[Entries from a dataset of interfaces]
- Opening Delimiter -
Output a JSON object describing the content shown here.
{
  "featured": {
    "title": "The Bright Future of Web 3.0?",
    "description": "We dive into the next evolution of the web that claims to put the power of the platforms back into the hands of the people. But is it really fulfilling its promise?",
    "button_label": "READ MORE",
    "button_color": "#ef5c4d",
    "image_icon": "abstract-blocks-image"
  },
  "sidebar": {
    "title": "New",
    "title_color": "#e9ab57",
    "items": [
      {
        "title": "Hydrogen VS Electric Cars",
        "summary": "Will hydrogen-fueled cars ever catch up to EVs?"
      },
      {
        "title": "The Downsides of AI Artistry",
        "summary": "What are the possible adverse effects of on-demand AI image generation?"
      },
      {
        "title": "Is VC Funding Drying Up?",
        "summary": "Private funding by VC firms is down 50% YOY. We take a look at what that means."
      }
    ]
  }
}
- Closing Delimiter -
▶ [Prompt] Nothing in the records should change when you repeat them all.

▶ [Reply]
Output a JSON object describing the content shown here.
{
  "featured": {
    "title": "The Bright Future of Web 3.0?",
    "description": "We dive into the next evolution of the web that claims to put the power of the platforms back into the hands of the people. But is it really fulfilling its promise?",
    "button_label": "READ MORE",
    "button_color": "#ef5c4d",
    "image_icon": "abstract-blocks-image"
  },
  "sidebar": {
    "title": "New",
    "title_color": "#e9ab57",
    "items": [
      {
        "title": "Hydrogen VS Electric Cars",
        "summary": "Will hydrogen-fueled cars ever catch up to EVs?"
      },
      {
        "title": "The Downsides of AI Artistry",
        "summary": "What are the possible adverse effects of on-demand AI image generation?"
      },
      {
        "title": "Is VC Funding Drying Up?",
        "summary": "Private funding by VC firms is down 50% YOY. We take a look at what that means."
      }
    ]
  }
}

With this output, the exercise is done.